I am quite new to sigma studio. Currently implementing one of my first projects in sigma dsp using ADAU1452. for my application i am using the Dynamic Bass Boost algorithm from the ADI library. I took a look a analog devices wiki but the documentation is not so clear, can some one please explain me the working principle in bit details specially with the parameters Time constant, where we are just inputting one value to determine the attack and the release time and also the compression ratio part. I will be really grateful for help
Yes the documentation could be better. The wiki does suggest adjusting by ear, but this is a bit daunting with so many parameters involved. This also makes full documentation rather difficult -- the number of graphs multiplies like those typically found in data sheets, while comprehension suffers.

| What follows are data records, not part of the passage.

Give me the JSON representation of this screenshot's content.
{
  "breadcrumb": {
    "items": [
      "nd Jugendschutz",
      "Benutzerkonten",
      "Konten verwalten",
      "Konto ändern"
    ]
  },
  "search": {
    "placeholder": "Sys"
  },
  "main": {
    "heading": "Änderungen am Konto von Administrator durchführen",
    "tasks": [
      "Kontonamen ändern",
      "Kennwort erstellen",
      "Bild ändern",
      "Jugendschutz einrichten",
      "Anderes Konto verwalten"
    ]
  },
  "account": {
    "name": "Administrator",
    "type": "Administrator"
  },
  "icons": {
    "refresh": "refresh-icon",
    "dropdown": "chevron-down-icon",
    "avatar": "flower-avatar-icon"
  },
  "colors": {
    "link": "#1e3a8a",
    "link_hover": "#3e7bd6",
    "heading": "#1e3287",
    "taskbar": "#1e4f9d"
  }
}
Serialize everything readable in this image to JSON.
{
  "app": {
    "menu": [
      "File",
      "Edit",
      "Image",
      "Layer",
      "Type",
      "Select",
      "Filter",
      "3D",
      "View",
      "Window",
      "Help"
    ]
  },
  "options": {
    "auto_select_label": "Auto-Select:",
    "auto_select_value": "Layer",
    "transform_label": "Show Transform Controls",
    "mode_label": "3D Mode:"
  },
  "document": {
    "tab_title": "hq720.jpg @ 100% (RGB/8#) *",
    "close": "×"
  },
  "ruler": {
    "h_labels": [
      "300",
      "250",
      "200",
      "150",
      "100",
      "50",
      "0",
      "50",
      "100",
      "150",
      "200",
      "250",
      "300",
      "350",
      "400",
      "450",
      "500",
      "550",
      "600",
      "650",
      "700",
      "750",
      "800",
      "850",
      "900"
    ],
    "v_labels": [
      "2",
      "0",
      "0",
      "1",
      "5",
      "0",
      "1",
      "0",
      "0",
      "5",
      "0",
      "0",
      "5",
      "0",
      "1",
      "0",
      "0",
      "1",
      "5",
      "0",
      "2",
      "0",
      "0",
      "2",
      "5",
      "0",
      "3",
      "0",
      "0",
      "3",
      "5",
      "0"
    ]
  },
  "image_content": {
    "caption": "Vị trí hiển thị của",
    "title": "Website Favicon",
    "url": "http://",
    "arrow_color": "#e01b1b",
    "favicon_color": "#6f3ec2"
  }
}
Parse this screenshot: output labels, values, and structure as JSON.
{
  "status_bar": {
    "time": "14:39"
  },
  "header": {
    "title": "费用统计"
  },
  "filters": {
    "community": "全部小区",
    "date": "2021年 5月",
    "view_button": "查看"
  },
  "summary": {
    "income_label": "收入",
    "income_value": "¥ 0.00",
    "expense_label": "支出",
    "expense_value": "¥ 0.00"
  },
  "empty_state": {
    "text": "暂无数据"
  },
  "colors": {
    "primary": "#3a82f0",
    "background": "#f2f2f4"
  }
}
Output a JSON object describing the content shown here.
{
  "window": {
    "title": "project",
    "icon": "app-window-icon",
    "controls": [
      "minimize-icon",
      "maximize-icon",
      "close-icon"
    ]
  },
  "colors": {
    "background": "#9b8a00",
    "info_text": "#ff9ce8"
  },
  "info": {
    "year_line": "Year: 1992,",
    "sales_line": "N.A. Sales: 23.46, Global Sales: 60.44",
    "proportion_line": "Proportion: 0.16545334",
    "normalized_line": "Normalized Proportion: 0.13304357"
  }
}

I saw that Dave T. in a separate thread promised to consult with the algorithm designers to get some better docs. In the meantime, we can gain some insight by testing the algorithm. This can be easier than it appears, because we can have the -1452 test itself with some programming. Two projects for the -1452MINIZ eval board are attached below -- one for time constant, the other for frequency response.
This schematic applies a step-amplitude signal to see how the Dynamic Bass block responds:
The block's Time Constant appears to refer to the approximate total response time -- for example, I get the response at left when set for 500 mS. Shorter time constant measurements may be limited by the response time of the Real-Time Display.
This schematic measures the Dynamic Bass block's response to frequency at a given amplitude. I had done a similar project for the ADAU1701, but this one is much more straightforward thanks to the Base-2 log, and 2^x functions available on the -1452:
Here's some results I've found with the settings shown:
With a full 0 dB input, the block does not boost bass at all -- in fact, it cuts bass below the frequency set in the black box under the slider (40 Hz shown). Thus, set this box to the lowest frequency you wish to reproduce. Apparently the Dynamic Bass block is designed to protect your speaker from unneeded frequencies below the desired minimum.
Reduce the input, and we see bass boost. The amount of boost depends upon the Compression Ratio (lower provides more boost), as well as where your level is between the Upper (no boost) and Lower (max boost) thresholds. The maximum available boost appears to be:
Boost = (Upper - Lower) / Comp Ratio
By running these projects yourself as well as doing listening tests, hopefully you'll find a good match to your application.